As children, we were also sent to Sunday school, but I was fifteen before I came to experience the wonderful, close relationship God offers us. Over the years, my faith grew firmer, as I read Scripture and connected with other Christians. And by God’s grace, I came to experience more of God and more of the Spirit’s leading in my life, sometimes slowly and sometimes in big jumps. Yet in it all, for me, the bottom line was—and still is—that the Lord who called me into his family is himself my firm foundation, my rock, the cornerstone of my life. Without him, I am on shaky ground, like that man Jesus talked about who built his house on sand (Matthew 7:24-27).

Right now, in the midst of these strange, uncertain times, let’s remember who forms that firm foundation of our lives. Let’s remember that, whatever is happening around us, the Lord is always there and will never let us down. Let’s remember—and be so thankful.

The Lord is my rock, my fortress and my deliverer; my God is my rock, in whom I take refuge. Psalm 18:2

Read Full Post »

‘I can’t believe I’m getting a piano!’ our daughter commented at her recent birthday celebration.

A piano of her own was something our daughter had wanted for a long time. There has always been one in our home and, as a child, she had music lessons. Then as a teenager, she had chosen to have more, this time just to enjoy learning to play certain songs she loved. Soon, however, she moved out of home and eventually married and had children, yet she still loved to sit down at our piano from time to time when she visited and play.

Then one day recently, a friend of mine put a post on Facebook, asking if anyone would be interested in having her piano, as she planned to move and could not take it with her. At first, I hesitated. I knew our daughter could not afford to pay anything for it. And surely my friend would not be prepared to give it away?

Yet that is exactly what happened.

‘I just want my piano to go to a good home,’ she explained. ‘Someone kindly left it to me in her will, so I’d like to pass it on now in the same spirit it was passed onto me.’

Eventually, a removalist was engaged and that piano wended its way to our daughter’s home, where it fitted in a corner of her living room as if it belonged. After a tuning, it will sound even better. And one day, our grandchildren will hopefully learn to play as well.

Recently too, I witnessed another happy moment in our daughter’s life when our daughter-in-law passed on several boxes of girls’ clothes to her that her own daughters had long grown out of.

‘Oh, that’s so good!’ our daughter exclaimed. ‘The other day, my friend passed on lots of excellent boys’ clothes to us too.’

As it happens, many of these have hardly been worn and are designer label clothes our daughter could not afford to buy.

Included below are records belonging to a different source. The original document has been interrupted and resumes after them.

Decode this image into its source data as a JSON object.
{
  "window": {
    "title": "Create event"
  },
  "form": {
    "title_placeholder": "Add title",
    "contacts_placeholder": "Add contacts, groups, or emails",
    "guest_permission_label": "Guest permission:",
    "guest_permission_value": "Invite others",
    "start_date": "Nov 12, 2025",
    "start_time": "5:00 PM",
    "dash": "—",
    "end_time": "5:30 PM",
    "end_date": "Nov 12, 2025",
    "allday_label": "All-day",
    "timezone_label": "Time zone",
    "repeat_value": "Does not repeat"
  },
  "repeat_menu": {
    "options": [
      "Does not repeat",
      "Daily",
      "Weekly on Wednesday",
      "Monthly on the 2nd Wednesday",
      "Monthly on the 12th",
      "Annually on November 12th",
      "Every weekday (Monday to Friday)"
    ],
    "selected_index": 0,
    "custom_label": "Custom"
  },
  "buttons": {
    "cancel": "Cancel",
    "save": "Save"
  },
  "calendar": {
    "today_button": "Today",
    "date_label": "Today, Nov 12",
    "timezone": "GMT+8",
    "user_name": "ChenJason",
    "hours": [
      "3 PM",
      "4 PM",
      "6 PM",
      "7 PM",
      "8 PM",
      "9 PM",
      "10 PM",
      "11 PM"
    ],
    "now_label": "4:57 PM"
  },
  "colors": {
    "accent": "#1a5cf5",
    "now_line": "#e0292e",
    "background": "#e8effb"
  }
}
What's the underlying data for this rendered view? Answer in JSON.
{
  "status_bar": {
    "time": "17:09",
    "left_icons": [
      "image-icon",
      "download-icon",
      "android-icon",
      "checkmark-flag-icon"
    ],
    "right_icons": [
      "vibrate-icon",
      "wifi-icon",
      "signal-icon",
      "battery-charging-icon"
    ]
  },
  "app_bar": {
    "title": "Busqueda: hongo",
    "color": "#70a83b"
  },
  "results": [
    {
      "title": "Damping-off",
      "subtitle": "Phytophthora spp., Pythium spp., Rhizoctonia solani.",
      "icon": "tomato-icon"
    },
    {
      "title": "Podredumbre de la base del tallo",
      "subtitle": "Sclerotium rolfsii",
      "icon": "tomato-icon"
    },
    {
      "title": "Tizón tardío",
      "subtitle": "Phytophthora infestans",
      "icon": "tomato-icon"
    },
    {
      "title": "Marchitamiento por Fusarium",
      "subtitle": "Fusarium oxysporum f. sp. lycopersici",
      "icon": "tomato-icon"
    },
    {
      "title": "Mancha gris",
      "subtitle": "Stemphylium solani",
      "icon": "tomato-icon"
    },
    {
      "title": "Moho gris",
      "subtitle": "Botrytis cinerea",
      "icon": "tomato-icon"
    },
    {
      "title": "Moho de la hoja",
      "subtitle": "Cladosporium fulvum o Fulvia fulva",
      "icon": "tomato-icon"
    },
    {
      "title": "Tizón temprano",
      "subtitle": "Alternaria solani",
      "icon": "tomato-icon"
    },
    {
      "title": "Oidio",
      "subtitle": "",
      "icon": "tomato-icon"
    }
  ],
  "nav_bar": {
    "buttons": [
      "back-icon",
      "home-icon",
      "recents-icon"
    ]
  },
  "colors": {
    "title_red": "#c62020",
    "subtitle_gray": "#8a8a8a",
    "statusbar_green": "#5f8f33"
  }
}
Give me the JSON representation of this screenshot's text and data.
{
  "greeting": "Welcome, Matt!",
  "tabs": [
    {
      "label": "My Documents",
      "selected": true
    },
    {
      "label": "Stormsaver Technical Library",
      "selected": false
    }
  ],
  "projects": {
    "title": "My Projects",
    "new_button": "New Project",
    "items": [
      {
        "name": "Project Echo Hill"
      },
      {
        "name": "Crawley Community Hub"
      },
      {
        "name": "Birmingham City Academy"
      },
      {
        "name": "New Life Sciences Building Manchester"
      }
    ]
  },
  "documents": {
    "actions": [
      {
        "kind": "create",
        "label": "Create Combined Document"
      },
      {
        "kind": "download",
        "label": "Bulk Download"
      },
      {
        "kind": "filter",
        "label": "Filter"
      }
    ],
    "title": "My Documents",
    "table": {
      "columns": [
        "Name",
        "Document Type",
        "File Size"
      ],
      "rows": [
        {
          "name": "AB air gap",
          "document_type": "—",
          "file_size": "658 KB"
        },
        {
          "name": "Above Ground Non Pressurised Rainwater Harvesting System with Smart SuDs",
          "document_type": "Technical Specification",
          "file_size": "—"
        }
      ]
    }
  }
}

So, once her son and daughter have grown out of them, she passes them on in turn to other friends who are always grateful to receive them for their children.

Seeing these events unfold in our daughter’s life caused me to reflect on my own attitude towards passing on not only material possessions that may benefit others but also all those spiritual blessings I have received. Sometimes, I suspect I like to cling to things that have been and are precious to me, rather than think of others’ needs. Sometimes, I can be stingy rather than generous. In particular, sometimes I can forget how someone bothered to share the good news of Jesus with me, rather than keep it to themselves. And sometimes, I can even forget how freely God’s love and grace were poured out on me and how this love and grace needs to flow on through me to others.

May I always remember that generosity of heart I witnessed recently and pay it forward myself with joy and gratitude.

Freely you have received, freely give. Matthew 10:8

The world of the generous gets larger and larger; the world of the stingy gets smaller and smaller. The one who blesses others is abundantly blessed; those who help others are helped. Proverbs 11:24-25 The Message

Read Full Post »